• _Exercise aim_: Print all records exactly, pictures left out.

• _Material to process_:
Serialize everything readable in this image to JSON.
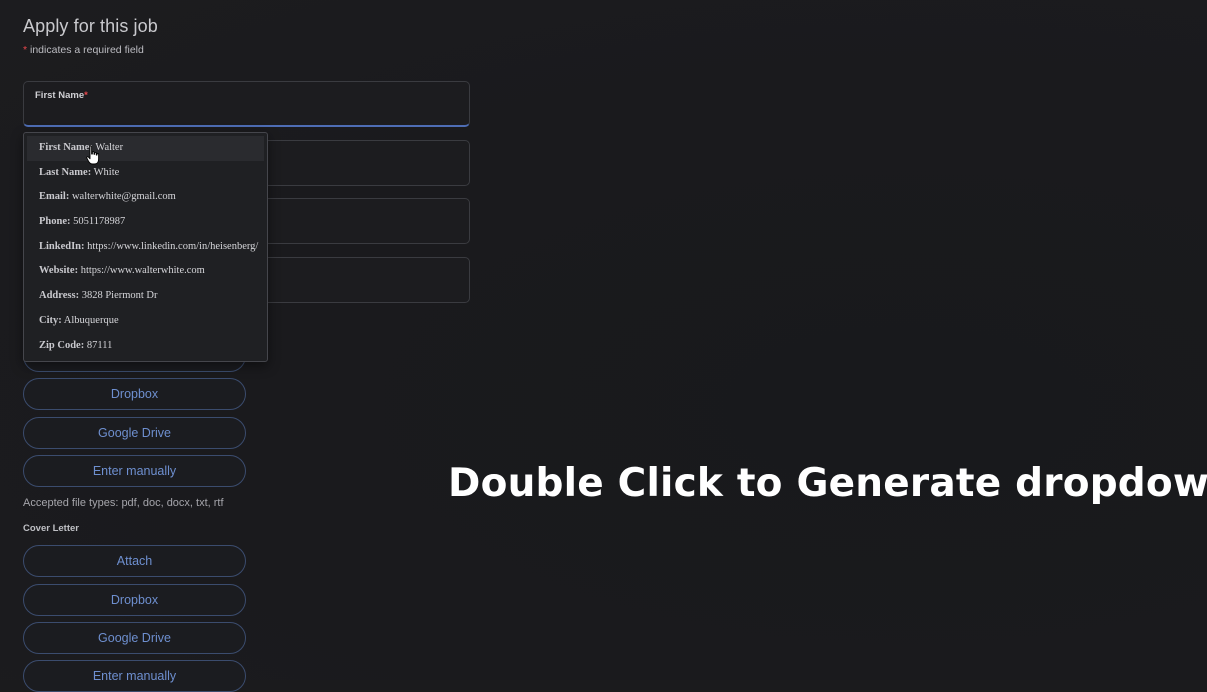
{
  "form": {
    "title": "Apply for this job",
    "required_asterisk": "*",
    "required_note": " indicates a required field",
    "first_name": {
      "label": "First Name",
      "asterisk": "*",
      "value": ""
    },
    "resume_buttons": [
      "Dropbox",
      "Google Drive",
      "Enter manually"
    ],
    "accepted_file_types": "Accepted file types: pdf, doc, docx, txt, rtf",
    "cover_letter": {
      "label": "Cover Letter",
      "buttons": [
        "Attach",
        "Dropbox",
        "Google Drive",
        "Enter manually"
      ]
    }
  },
  "autofill_dropdown": {
    "items": [
      {
        "key": "First Name:",
        "value": " Walter"
      },
      {
        "key": "Last Name:",
        "value": " White"
      },
      {
        "key": "Email:",
        "value": " walterwhite@gmail.com"
      },
      {
        "key": "Phone:",
        "value": " 5051178987"
      },
      {
        "key": "LinkedIn:",
        "value": " https://www.linkedin.com/in/heisenberg/"
      },
      {
        "key": "Website:",
        "value": " https://www.walterwhite.com"
      },
      {
        "key": "Address:",
        "value": " 3828 Piermont Dr"
      },
      {
        "key": "City:",
        "value": " Albuquerque"
      },
      {
        "key": "Zip Code:",
        "value": " 87111"
      }
    ],
    "hovered_index": 0
  },
  "overlay": {
    "caption": "Double Click to Generate dropdown"
  },
  "colors": {
    "background": "#1b1b1d",
    "accent_blue": "#6e8fcf",
    "required_red": "#e8484c",
    "active_underline": "#4e6db5"
  }
}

• _Solution for this problem_:
Serialize everything readable in this image to JSON.
{
  "form": {
    "title": "Apply for this job",
    "required_asterisk": "*",
    "required_note": " indicates a required field",
    "first_name": {
      "label": "First Name",
      "asterisk": "*",
      "value": ""
    },
    "resume_buttons": [
      "Dropbox",
      "Google Drive",
      "Enter manually"
    ],
    "accepted_file_types": "Accepted file types: pdf, doc, docx, txt, rtf",
    "cover_letter": {
      "label": "Cover Letter",
      "buttons": [
        "Attach",
        "Dropbox",
        "Google Drive",
        "Enter manually"
      ]
    }
  },
  "autofill_dropdown": {
    "items": [
      {
        "key": "First Name:",
        "value": " Walter"
      },
      {
        "key": "Last Name:",
        "value": " White"
      },
      {
        "key": "Email:",
        "value": " walterwhite@gmail.com"
      },
      {
        "key": "Phone:",
        "value": " 5051178987"
      },
      {
        "key": "LinkedIn:",
        "value": " https://www.linkedin.com/in/heisenberg/"
      },
      {
        "key": "Website:",
        "value": " https://www.walterwhite.com"
      },
      {
        "key": "Address:",
        "value": " 3828 Piermont Dr"
      },
      {
        "key": "City:",
        "value": " Albuquerque"
      },
      {
        "key": "Zip Code:",
        "value": " 87111"
      }
    ],
    "hovered_index": 0
  },
  "overlay": {
    "caption": "Double Click to Generate dropdown"
  },
  "colors": {
    "background": "#1b1b1d",
    "accent_blue": "#6e8fcf",
    "required_red": "#e8484c",
    "active_underline": "#4e6db5"
  }
}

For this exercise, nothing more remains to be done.